Investment Casting VS Die Casting

Investment Casting VS Die Casting


What is the difference between die casting and investment casting?

Investment Casting VS Die Casting
What is the difference between die casting and investment casting?
Investment casting and die casting are the two major types of casting. Investment casting methods is injects wax into an aluminum cavity. Die casting is the process in which molten metal is forced into a mold cavity with high pressure. Each of the casting method has their own advantages and disadvantages.They are used to make different kinds of products.So how to compares investment casting with die casting or which one is better for your choosing?

Investment casting (also called "lost wax" or "precision" casting) is a manufacturing process in which a wax pattern is created, gated onto a sprue and repeatedly dipped into a liquid ceramic slurry. Once the ceramic material hardens, its internal geometry takes the shape of the casting. The wax is melted out, and molten metal is poured into the cavity where the wax pattern was. The metal solidifies within the ceramic mold, and then the metal casting is broken out (source).

Die casting is a manufacturing process for producing metal parts by forcing molten metal under high pressure into a die cavity. These die or mold cavities are typically created with hardened tool steel that has been previously machined to the net shape of the die cast parts (source).

Which Process is Right for Your Project?
Rather than pit these two processes against one another, we'll simply run through some key considerations when it comes to settling on a casting process. Keep in mind that there isn't a one-size-fits-all solution. Each product, project and company are different. Review the 7 considerations below to decide whether investment casting (IC) or die casting (DC) fits the bill.

1. Design Complexity
How complex is your design geometry? This will play a major part in selecting the right process. IC offers great design flexibility since you can cast intricate shapes and easily incorporate design features, such as logos and other information, into the component. You can also achieve precise dimensional results, complex geometries and thin-walled parts. DC offers good dimensional results but cannot produce the level of intricacy that IC can.

2. Material Selection
A wide range of alloys (including both ferrous and non-ferrous metals) can be used in IC, offering greater material options than DC. This allows for casting alloys that might be challenging to machine. Most DC are made from non-ferrous metals like zinc, copper, aluminium, magnesium, lead, pewter and tin-based alloys.

3. Annual Usage
One of the biggest misconceptions about IC is that it only makes sense for large order quantities. While you can opt for IC for smaller production runs, the final call usually comes down to tooling costs. Start by deciding your desired payback period for the tool and crunch some numbers to see if IC is actually the best option. DC is ideal for large production runs and high-volume projects since it produces excellent consistency and repeatability but comes with a higher tooling price tag.

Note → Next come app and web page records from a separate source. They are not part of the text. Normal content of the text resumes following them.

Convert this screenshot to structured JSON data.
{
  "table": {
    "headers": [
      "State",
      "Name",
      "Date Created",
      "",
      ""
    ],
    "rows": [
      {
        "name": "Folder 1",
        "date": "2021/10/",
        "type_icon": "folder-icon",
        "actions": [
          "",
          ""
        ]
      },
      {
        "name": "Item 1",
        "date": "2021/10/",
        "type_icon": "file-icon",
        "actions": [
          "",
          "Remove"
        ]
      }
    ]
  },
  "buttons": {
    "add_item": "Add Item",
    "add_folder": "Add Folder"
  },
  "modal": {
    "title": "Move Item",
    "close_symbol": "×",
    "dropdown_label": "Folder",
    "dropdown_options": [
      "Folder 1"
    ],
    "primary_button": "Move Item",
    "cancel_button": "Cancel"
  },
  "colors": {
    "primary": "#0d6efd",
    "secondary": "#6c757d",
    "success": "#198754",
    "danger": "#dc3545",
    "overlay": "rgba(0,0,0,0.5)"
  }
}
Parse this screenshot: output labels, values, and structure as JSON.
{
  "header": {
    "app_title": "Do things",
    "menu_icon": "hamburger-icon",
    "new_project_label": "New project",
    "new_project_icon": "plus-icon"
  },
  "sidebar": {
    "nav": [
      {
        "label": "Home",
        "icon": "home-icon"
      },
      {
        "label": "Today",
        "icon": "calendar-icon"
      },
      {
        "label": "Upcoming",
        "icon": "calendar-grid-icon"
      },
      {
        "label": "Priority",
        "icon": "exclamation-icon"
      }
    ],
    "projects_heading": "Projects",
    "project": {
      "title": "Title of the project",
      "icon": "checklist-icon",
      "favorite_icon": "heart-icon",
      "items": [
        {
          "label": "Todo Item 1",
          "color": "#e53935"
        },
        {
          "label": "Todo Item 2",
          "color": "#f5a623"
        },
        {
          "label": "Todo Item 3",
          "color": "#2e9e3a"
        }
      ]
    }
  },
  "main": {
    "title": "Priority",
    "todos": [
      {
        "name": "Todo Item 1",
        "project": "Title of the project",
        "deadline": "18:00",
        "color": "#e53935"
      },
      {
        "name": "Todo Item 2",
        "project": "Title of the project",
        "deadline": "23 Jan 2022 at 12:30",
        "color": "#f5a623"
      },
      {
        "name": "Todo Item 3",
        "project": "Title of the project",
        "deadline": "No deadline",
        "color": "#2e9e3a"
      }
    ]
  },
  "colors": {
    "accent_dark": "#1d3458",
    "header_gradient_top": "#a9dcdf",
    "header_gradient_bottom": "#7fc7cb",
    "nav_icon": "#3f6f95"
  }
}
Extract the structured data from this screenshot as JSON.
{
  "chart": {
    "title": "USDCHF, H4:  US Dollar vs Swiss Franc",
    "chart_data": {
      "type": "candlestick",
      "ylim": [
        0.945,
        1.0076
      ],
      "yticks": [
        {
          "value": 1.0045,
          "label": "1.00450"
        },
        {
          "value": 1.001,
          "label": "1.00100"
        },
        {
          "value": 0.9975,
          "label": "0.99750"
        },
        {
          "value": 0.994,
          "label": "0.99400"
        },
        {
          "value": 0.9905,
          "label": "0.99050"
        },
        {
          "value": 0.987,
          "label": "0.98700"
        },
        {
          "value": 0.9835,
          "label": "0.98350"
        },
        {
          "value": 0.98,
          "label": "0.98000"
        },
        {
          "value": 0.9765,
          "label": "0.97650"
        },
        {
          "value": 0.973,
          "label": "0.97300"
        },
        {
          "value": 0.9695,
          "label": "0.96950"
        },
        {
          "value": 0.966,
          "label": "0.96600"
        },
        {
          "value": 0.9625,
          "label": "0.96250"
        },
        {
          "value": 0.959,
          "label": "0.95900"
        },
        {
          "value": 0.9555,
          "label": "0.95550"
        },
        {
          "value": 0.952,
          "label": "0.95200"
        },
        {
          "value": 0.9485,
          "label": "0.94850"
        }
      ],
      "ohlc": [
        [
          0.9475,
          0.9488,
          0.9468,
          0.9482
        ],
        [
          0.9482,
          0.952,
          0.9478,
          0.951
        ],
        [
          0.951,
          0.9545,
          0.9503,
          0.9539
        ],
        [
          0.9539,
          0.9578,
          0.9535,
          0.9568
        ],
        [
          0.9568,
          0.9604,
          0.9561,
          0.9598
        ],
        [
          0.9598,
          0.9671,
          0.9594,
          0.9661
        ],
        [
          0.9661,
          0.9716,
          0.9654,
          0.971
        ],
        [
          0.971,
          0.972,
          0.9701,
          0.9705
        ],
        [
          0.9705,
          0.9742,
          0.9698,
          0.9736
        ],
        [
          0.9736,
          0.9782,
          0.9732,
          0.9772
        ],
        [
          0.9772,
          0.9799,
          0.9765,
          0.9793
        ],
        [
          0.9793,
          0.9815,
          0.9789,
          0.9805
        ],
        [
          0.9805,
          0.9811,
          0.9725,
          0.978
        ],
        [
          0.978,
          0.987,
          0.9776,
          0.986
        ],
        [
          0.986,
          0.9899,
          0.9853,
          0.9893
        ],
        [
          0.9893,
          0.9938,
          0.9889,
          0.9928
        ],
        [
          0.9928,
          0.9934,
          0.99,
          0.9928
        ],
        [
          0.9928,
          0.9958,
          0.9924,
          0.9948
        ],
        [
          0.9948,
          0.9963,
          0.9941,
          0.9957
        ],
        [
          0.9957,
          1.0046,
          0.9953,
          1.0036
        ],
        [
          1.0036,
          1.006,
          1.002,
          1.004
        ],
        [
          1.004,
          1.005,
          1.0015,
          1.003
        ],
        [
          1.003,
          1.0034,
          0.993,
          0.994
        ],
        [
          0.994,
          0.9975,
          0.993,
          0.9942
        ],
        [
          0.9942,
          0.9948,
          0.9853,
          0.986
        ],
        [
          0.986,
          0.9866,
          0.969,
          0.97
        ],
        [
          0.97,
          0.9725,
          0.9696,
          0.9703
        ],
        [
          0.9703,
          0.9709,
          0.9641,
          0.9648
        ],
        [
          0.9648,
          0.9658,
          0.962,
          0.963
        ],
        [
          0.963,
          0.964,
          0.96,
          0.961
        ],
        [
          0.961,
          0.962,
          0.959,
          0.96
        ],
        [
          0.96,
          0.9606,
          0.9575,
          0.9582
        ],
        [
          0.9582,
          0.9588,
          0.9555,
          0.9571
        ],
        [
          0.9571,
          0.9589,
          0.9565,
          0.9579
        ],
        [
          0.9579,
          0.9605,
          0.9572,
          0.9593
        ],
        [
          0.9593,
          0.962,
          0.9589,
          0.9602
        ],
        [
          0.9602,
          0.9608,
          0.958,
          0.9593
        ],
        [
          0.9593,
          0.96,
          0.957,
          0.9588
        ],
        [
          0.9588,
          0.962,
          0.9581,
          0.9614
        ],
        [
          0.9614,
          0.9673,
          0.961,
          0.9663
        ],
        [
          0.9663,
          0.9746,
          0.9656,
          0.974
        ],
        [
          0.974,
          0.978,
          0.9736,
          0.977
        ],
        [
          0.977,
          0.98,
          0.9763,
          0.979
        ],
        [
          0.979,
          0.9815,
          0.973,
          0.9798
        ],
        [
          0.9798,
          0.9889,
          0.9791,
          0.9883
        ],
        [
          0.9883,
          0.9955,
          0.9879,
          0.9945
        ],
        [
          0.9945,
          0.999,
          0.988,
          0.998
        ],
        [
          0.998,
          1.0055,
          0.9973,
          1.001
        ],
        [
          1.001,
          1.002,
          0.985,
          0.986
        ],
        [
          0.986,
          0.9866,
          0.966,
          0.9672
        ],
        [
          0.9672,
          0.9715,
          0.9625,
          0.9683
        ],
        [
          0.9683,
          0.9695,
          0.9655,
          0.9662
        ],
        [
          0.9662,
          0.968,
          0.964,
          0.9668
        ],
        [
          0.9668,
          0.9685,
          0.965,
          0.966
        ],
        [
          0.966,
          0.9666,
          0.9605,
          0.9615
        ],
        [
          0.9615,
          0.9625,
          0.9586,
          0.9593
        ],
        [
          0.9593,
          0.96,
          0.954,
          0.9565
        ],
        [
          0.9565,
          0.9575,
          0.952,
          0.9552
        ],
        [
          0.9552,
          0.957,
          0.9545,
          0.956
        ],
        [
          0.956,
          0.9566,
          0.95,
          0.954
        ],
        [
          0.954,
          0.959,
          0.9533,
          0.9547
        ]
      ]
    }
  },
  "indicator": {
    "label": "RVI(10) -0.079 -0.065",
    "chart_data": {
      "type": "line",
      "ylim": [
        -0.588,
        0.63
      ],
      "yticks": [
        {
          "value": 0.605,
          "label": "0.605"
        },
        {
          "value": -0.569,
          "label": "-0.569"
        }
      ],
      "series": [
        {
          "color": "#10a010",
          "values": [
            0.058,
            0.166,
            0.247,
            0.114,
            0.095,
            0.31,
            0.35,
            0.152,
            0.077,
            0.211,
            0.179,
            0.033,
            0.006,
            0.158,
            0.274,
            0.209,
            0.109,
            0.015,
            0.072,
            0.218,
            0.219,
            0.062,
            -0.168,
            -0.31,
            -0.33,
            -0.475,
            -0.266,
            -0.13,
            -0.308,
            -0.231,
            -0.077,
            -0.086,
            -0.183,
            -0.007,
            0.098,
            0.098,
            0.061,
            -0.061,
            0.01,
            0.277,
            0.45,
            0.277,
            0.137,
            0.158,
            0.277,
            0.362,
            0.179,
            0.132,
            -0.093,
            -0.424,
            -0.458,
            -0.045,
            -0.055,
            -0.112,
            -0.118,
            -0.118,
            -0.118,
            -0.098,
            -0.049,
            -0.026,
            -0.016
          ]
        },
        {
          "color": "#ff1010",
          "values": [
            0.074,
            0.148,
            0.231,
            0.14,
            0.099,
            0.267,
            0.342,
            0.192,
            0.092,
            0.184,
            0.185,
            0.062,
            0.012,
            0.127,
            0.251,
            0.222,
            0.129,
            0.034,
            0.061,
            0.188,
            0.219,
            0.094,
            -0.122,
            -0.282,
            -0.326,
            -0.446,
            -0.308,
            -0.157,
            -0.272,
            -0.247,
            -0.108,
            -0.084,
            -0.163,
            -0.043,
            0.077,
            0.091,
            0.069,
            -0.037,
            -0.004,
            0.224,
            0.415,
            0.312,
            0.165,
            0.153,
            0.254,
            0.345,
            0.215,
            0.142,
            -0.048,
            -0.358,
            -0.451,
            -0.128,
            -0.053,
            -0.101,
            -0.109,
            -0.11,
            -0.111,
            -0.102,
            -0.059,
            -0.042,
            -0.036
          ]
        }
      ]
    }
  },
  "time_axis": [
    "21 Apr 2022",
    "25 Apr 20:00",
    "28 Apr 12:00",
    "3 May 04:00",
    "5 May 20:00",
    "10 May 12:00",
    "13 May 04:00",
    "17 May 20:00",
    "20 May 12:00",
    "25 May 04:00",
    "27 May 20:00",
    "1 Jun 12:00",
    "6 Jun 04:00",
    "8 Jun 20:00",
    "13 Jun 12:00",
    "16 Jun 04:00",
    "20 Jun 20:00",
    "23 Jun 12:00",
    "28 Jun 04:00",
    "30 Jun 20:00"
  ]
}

4. Part Size
 IC can accommodate parts from an ounce up to about 200 pounds. There is some limitation to the size of parts that can be investment cast simply because the wax pattern must be securely gated to a sprue for repeated dipping in the ceramic slurry. DC also comes with its own size limitations, but they tend to be less restrictive than IC; however, the larger the part, the larger the tool, the larger the tooling cost.

5. Tolerance
 IC can really deliver on tight tolerances, while DC produces good tolerances. As a general rule, the smaller the casting, the greater the dimensional accuracy. Very large investment castings might lose some dimensional accuracy, so DC could be a better option for large-scale pieces.

6. Cost
IC ordinarily costs more than DC because it's a highly manual process that produces superior dimensionality and excellent surface finishes. But the final cost truly comes down to tooling. IC can be designed for minimal machining, reducing both time and cost. DC comes with higher tooling costs and typically requires at least some secondary machining to properly finish the product. For these reasons, DC is most cost-efficient for high-volume runs.

7. Finish Requirements
 The surface finish of IC is superior to other casting methods, reducing the need for excessive secondary machining. A 125 micro finish is standard, and better finishes can be achieved with the help of other finishing techniques like polishing or blasting. While DC produces good surface finish, more machining is usually needed to get the product to its final state.

Hopefully this information will assist you in choosing the right casting process for your upcoming metal project. .If you have any inquiry about Investment Casting and Die Casting,leave a message,you will get an immediately reply.